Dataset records
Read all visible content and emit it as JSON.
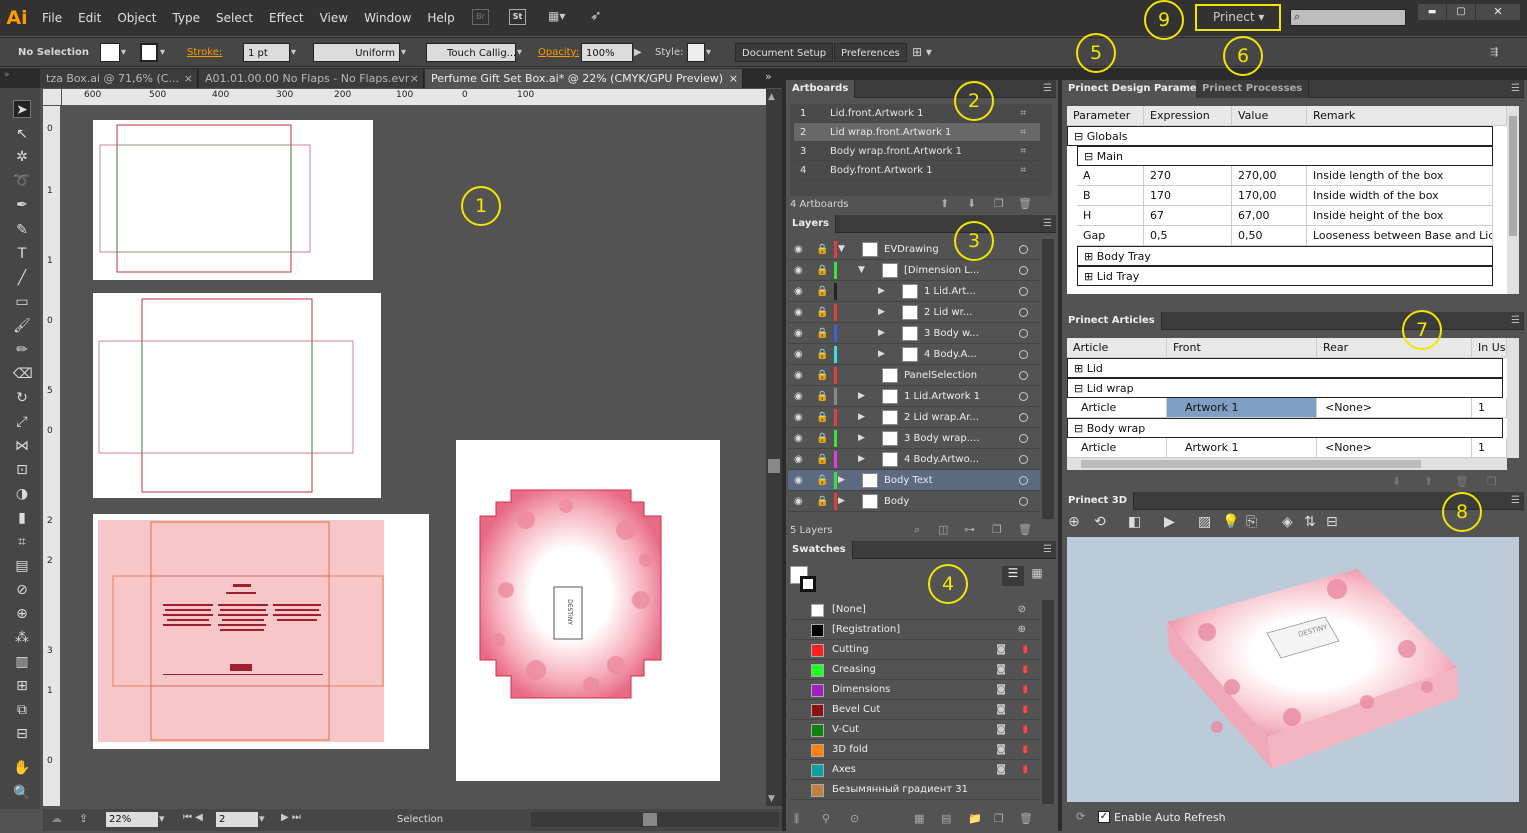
{
  "menubar": {
    "logo": "Ai",
    "items": [
      "File",
      "Edit",
      "Object",
      "Type",
      "Select",
      "Effect",
      "View",
      "Window",
      "Help"
    ],
    "bridge": "Br",
    "stock": "St",
    "workspace": "Prinect",
    "win_min": "▬",
    "win_max": "▢",
    "win_close": "✕"
  },
  "control": {
    "selection": "No Selection",
    "stroke_label": "Stroke:",
    "stroke_value": "1 pt",
    "profile": "Uniform",
    "brush": "Touch Callig...",
    "opacity_label": "Opacity:",
    "opacity_value": "100%",
    "style_label": "Style:",
    "document_setup": "Document Setup",
    "preferences": "Preferences"
  },
  "tabs": [
    {
      "label": "tza Box.ai @ 71,6% (C..."
    },
    {
      "label": "A01.01.00.00 No Flaps - No Flaps.evr"
    },
    {
      "label": "Perfume Gift Set Box.ai* @ 22% (CMYK/GPU Preview)"
    }
  ],
  "ruler": {
    "h": [
      "600",
      "500",
      "400",
      "300",
      "200",
      "100",
      "0",
      "100"
    ],
    "v": [
      "0",
      "1",
      "1",
      "0",
      "5",
      "0",
      "2",
      "2",
      "3",
      "1",
      "0"
    ]
  },
  "artboards": {
    "title": "Artboards",
    "items": [
      {
        "num": "1",
        "name": "Lid.front.Artwork 1"
      },
      {
        "num": "2",
        "name": "Lid wrap.front.Artwork 1"
      },
      {
        "num": "3",
        "name": "Body wrap.front.Artwork 1"
      },
      {
        "num": "4",
        "name": "Body.front.Artwork 1"
      }
    ],
    "count": "4 Artboards"
  },
  "layers": {
    "title": "Layers",
    "count": "5 Layers",
    "items": [
      {
        "name": "EVDrawing",
        "color": "#e04040",
        "indent": 0,
        "arrow": "▼"
      },
      {
        "name": "[Dimension L...",
        "color": "#40e040",
        "indent": 1,
        "arrow": "▼"
      },
      {
        "name": "1 Lid.Art...",
        "color": "#222",
        "indent": 2,
        "arrow": "▶"
      },
      {
        "name": "2 Lid wr...",
        "color": "#e04040",
        "indent": 2,
        "arrow": "▶"
      },
      {
        "name": "3 Body w...",
        "color": "#4060e0",
        "indent": 2,
        "arrow": "▶"
      },
      {
        "name": "4 Body.A...",
        "color": "#40e0e0",
        "indent": 2,
        "arrow": "▶"
      },
      {
        "name": "PanelSelection",
        "color": "#e04040",
        "indent": 1,
        "arrow": ""
      },
      {
        "name": "1 Lid.Artwork 1",
        "color": "#888",
        "indent": 1,
        "arrow": "▶"
      },
      {
        "name": "2 Lid wrap.Ar...",
        "color": "#e04040",
        "indent": 1,
        "arrow": "▶"
      },
      {
        "name": "3 Body wrap....",
        "color": "#40e040",
        "indent": 1,
        "arrow": "▶"
      },
      {
        "name": "4 Body.Artwo...",
        "color": "#e040e0",
        "indent": 1,
        "arrow": "▶"
      },
      {
        "name": "Body Text",
        "color": "#40e040",
        "indent": 0,
        "arrow": "▶"
      },
      {
        "name": "Body",
        "color": "#e04040",
        "indent": 0,
        "arrow": "▶"
      }
    ]
  },
  "swatches": {
    "title": "Swatches",
    "items": [
      {
        "name": "[None]",
        "color": "#ffffff"
      },
      {
        "name": "[Registration]",
        "color": "#000000"
      },
      {
        "name": "Cutting",
        "color": "#ff2020"
      },
      {
        "name": "Creasing",
        "color": "#20ff20"
      },
      {
        "name": "Dimensions",
        "color": "#a020c0"
      },
      {
        "name": "Bevel Cut",
        "color": "#8b1010"
      },
      {
        "name": "V-Cut",
        "color": "#108010"
      },
      {
        "name": "3D fold",
        "color": "#ff8000"
      },
      {
        "name": "Axes",
        "color": "#10a0a0"
      },
      {
        "name": "Безымянный градиент 31",
        "color": "#c08040"
      }
    ]
  },
  "design_params": {
    "tab1": "Prinect Design Parameters",
    "tab2": "Prinect Processes",
    "headers": [
      "Parameter",
      "Expression",
      "Value",
      "Remark"
    ],
    "groups": {
      "globals": "Globals",
      "main": "Main",
      "body_tray": "Body Tray",
      "lid_tray": "Lid Tray"
    },
    "rows": [
      {
        "param": "A",
        "expr": "270",
        "value": "270,00",
        "remark": "Inside length of the box"
      },
      {
        "param": "B",
        "expr": "170",
        "value": "170,00",
        "remark": "Inside width of the box"
      },
      {
        "param": "H",
        "expr": "67",
        "value": "67,00",
        "remark": "Inside height of the box"
      },
      {
        "param": "Gap",
        "expr": "0,5",
        "value": "0,50",
        "remark": "Looseness between Base and Lid ..."
      }
    ]
  },
  "articles": {
    "title": "Prinect Articles",
    "headers": [
      "Article",
      "Front",
      "Rear",
      "In Us"
    ],
    "groups": {
      "lid": "Lid",
      "lid_wrap": "Lid wrap",
      "body_wrap": "Body wrap"
    },
    "rows": [
      {
        "article": "Article",
        "front": "Artwork 1",
        "rear": "<None>",
        "inuse": "1"
      },
      {
        "article": "Article",
        "front": "Artwork 1",
        "rear": "<None>",
        "inuse": "1"
      }
    ]
  },
  "prinect3d": {
    "title": "Prinect 3D",
    "auto_refresh": "Enable Auto Refresh",
    "brand": "DESTINY"
  },
  "status": {
    "zoom": "22%",
    "page": "2",
    "mode": "Selection"
  },
  "badges": [
    "1",
    "2",
    "3",
    "4",
    "5",
    "6",
    "7",
    "8",
    "9"
  ],
  "colors": {
    "accent": "#ff9a00",
    "badge": "#f3e600",
    "selection": "#5b6a80",
    "article_select": "#7e9ec4"
  }
}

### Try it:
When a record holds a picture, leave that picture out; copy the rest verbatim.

### Task answer:
Read all visible content and emit it as JSON.
{
  "menubar": {
    "logo": "Ai",
    "items": [
      "File",
      "Edit",
      "Object",
      "Type",
      "Select",
      "Effect",
      "View",
      "Window",
      "Help"
    ],
    "bridge": "Br",
    "stock": "St",
    "workspace": "Prinect",
    "win_min": "▬",
    "win_max": "▢",
    "win_close": "✕"
  },
  "control": {
    "selection": "No Selection",
    "stroke_label": "Stroke:",
    "stroke_value": "1 pt",
    "profile": "Uniform",
    "brush": "Touch Callig...",
    "opacity_label": "Opacity:",
    "opacity_value": "100%",
    "style_label": "Style:",
    "document_setup": "Document Setup",
    "preferences": "Preferences"
  },
  "tabs": [
    {
      "label": "tza Box.ai @ 71,6% (C..."
    },
    {
      "label": "A01.01.00.00 No Flaps - No Flaps.evr"
    },
    {
      "label": "Perfume Gift Set Box.ai* @ 22% (CMYK/GPU Preview)"
    }
  ],
  "ruler": {
    "h": [
      "600",
      "500",
      "400",
      "300",
      "200",
      "100",
      "0",
      "100"
    ],
    "v": [
      "0",
      "1",
      "1",
      "0",
      "5",
      "0",
      "2",
      "2",
      "3",
      "1",
      "0"
    ]
  },
  "artboards": {
    "title": "Artboards",
    "items": [
      {
        "num": "1",
        "name": "Lid.front.Artwork 1"
      },
      {
        "num": "2",
        "name": "Lid wrap.front.Artwork 1"
      },
      {
        "num": "3",
        "name": "Body wrap.front.Artwork 1"
      },
      {
        "num": "4",
        "name": "Body.front.Artwork 1"
      }
    ],
    "count": "4 Artboards"
  },
  "layers": {
    "title": "Layers",
    "count": "5 Layers",
    "items": [
      {
        "name": "EVDrawing",
        "color": "#e04040",
        "indent": 0,
        "arrow": "▼"
      },
      {
        "name": "[Dimension L...",
        "color": "#40e040",
        "indent": 1,
        "arrow": "▼"
      },
      {
        "name": "1 Lid.Art...",
        "color": "#222",
        "indent": 2,
        "arrow": "▶"
      },
      {
        "name": "2 Lid wr...",
        "color": "#e04040",
        "indent": 2,
        "arrow": "▶"
      },
      {
        "name": "3 Body w...",
        "color": "#4060e0",
        "indent": 2,
        "arrow": "▶"
      },
      {
        "name": "4 Body.A...",
        "color": "#40e0e0",
        "indent": 2,
        "arrow": "▶"
      },
      {
        "name": "PanelSelection",
        "color": "#e04040",
        "indent": 1,
        "arrow": ""
      },
      {
        "name": "1 Lid.Artwork 1",
        "color": "#888",
        "indent": 1,
        "arrow": "▶"
      },
      {
        "name": "2 Lid wrap.Ar...",
        "color": "#e04040",
        "indent": 1,
        "arrow": "▶"
      },
      {
        "name": "3 Body wrap....",
        "color": "#40e040",
        "indent": 1,
        "arrow": "▶"
      },
      {
        "name": "4 Body.Artwo...",
        "color": "#e040e0",
        "indent": 1,
        "arrow": "▶"
      },
      {
        "name": "Body Text",
        "color": "#40e040",
        "indent": 0,
        "arrow": "▶"
      },
      {
        "name": "Body",
        "color": "#e04040",
        "indent": 0,
        "arrow": "▶"
      }
    ]
  },
  "swatches": {
    "title": "Swatches",
    "items": [
      {
        "name": "[None]",
        "color": "#ffffff"
      },
      {
        "name": "[Registration]",
        "color": "#000000"
      },
      {
        "name": "Cutting",
        "color": "#ff2020"
      },
      {
        "name": "Creasing",
        "color": "#20ff20"
      },
      {
        "name": "Dimensions",
        "color": "#a020c0"
      },
      {
        "name": "Bevel Cut",
        "color": "#8b1010"
      },
      {
        "name": "V-Cut",
        "color": "#108010"
      },
      {
        "name": "3D fold",
        "color": "#ff8000"
      },
      {
        "name": "Axes",
        "color": "#10a0a0"
      },
      {
        "name": "Безымянный градиент 31",
        "color": "#c08040"
      }
    ]
  },
  "design_params": {
    "tab1": "Prinect Design Parameters",
    "tab2": "Prinect Processes",
    "headers": [
      "Parameter",
      "Expression",
      "Value",
      "Remark"
    ],
    "groups": {
      "globals": "Globals",
      "main": "Main",
      "body_tray": "Body Tray",
      "lid_tray": "Lid Tray"
    },
    "rows": [
      {
        "param": "A",
        "expr": "270",
        "value": "270,00",
        "remark": "Inside length of the box"
      },
      {
        "param": "B",
        "expr": "170",
        "value": "170,00",
        "remark": "Inside width of the box"
      },
      {
        "param": "H",
        "expr": "67",
        "value": "67,00",
        "remark": "Inside height of the box"
      },
      {
        "param": "Gap",
        "expr": "0,5",
        "value": "0,50",
        "remark": "Looseness between Base and Lid ..."
      }
    ]
  },
  "articles": {
    "title": "Prinect Articles",
    "headers": [
      "Article",
      "Front",
      "Rear",
      "In Us"
    ],
    "groups": {
      "lid": "Lid",
      "lid_wrap": "Lid wrap",
      "body_wrap": "Body wrap"
    },
    "rows": [
      {
        "article": "Article",
        "front": "Artwork 1",
        "rear": "<None>",
        "inuse": "1"
      },
      {
        "article": "Article",
        "front": "Artwork 1",
        "rear": "<None>",
        "inuse": "1"
      }
    ]
  },
  "prinect3d": {
    "title": "Prinect 3D",
    "auto_refresh": "Enable Auto Refresh",
    "brand": "DESTINY"
  },
  "status": {
    "zoom": "22%",
    "page": "2",
    "mode": "Selection"
  },
  "badges": [
    "1",
    "2",
    "3",
    "4",
    "5",
    "6",
    "7",
    "8",
    "9"
  ],
  "colors": {
    "accent": "#ff9a00",
    "badge": "#f3e600",
    "selection": "#5b6a80",
    "article_select": "#7e9ec4"
  }
}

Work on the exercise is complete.